Subjects can also be facing the sun and they will not end up squinting, also there will be no real shadows under the nose or neck, giving you the perfect opportunity to shoot portraits without having to use any artificial lighting or complex setups.
By the way, this is also the best time to do street photography.
Solution 2: Artificial lights to compensate hard sunlight
However, if doing photography during the golden hour is not feasible for any reason whatsoever, then the best alternative is to avoid shooting the subject in direct sunlight.

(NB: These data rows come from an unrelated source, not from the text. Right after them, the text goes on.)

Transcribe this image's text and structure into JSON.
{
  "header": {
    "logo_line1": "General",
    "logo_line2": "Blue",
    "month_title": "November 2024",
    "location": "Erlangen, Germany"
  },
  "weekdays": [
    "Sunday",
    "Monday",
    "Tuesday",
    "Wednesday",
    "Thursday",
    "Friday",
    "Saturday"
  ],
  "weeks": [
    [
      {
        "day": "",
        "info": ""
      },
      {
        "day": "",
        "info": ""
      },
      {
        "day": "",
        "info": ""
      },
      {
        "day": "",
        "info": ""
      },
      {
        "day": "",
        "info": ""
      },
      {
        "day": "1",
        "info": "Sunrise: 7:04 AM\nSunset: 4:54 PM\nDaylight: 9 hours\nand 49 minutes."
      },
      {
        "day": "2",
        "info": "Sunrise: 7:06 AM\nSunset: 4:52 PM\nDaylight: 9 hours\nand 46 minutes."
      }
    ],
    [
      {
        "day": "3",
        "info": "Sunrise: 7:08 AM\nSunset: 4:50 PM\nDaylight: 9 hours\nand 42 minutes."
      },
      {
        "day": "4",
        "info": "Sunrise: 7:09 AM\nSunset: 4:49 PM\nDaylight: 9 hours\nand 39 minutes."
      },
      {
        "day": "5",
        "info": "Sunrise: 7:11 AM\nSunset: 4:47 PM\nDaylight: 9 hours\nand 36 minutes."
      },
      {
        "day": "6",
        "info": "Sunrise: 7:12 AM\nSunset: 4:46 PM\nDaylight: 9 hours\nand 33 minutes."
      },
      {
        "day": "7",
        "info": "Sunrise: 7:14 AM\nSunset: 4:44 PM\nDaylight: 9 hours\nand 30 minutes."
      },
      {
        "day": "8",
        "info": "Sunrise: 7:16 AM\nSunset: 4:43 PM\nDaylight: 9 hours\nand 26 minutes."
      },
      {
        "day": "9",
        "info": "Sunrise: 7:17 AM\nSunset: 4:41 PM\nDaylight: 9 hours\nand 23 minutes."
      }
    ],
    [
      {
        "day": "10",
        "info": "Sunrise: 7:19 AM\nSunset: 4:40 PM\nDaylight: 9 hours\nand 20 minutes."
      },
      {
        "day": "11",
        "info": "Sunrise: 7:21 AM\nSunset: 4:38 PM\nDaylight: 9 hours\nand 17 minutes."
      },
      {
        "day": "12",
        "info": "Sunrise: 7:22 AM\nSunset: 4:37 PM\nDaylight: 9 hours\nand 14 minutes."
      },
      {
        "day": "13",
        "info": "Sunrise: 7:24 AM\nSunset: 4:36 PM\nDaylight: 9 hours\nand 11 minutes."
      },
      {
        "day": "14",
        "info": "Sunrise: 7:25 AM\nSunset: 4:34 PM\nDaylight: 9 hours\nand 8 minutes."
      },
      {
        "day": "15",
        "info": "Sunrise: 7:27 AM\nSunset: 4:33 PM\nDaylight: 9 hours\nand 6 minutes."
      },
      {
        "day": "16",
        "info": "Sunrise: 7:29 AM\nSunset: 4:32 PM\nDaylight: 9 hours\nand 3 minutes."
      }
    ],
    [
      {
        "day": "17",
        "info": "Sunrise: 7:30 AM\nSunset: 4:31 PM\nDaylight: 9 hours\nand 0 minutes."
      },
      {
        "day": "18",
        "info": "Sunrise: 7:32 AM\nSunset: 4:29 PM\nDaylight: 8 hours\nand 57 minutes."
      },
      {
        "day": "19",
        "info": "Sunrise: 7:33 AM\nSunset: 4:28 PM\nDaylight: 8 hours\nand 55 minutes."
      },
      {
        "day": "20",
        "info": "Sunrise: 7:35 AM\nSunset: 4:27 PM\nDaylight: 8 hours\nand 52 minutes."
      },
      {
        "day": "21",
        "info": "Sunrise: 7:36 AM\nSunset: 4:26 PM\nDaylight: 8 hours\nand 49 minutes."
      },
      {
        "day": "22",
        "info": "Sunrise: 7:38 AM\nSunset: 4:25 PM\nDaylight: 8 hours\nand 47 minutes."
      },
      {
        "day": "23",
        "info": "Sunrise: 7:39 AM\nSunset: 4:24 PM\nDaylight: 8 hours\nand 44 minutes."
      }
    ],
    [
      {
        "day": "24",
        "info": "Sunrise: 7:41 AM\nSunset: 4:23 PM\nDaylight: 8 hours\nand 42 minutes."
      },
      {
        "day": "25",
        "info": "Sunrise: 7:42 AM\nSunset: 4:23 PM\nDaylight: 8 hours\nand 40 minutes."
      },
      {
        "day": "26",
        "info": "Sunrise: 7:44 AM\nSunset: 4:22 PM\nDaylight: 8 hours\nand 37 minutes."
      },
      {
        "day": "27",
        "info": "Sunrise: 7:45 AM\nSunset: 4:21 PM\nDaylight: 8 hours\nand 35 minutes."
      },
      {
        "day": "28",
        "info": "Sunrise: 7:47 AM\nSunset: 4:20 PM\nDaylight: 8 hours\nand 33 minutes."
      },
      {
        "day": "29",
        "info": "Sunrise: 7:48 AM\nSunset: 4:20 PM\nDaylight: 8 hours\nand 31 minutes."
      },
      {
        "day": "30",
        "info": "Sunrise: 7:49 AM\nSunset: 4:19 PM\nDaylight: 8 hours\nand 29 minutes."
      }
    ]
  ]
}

Face the subject with the sun behind them and use artificial lighting to compensate for the under exposure of the face.
Now here you have two options
1. You could either use a reflector to bounce the light back on to the subject or
2. Shoot in the shade and compensate the under exposure using artificial lighting from an on camera flash, off camera flash or a strobe.
The video below talks about using a reflector to get the job done. I highly recommend this approach for the main reason that it is easy to do and simple to set up, while at the same time being relatively inexpensive.
The difference is very evident and makes the little effort all the more worthwhile. Try it out and let me know how it worked for you. Keep in mind that sometimes, finding the right angle to bounce the light back onto the subject takes a bit of practice and if it's windy outside, then getting your assistant to hold the reflector steady can be a challenge on its own.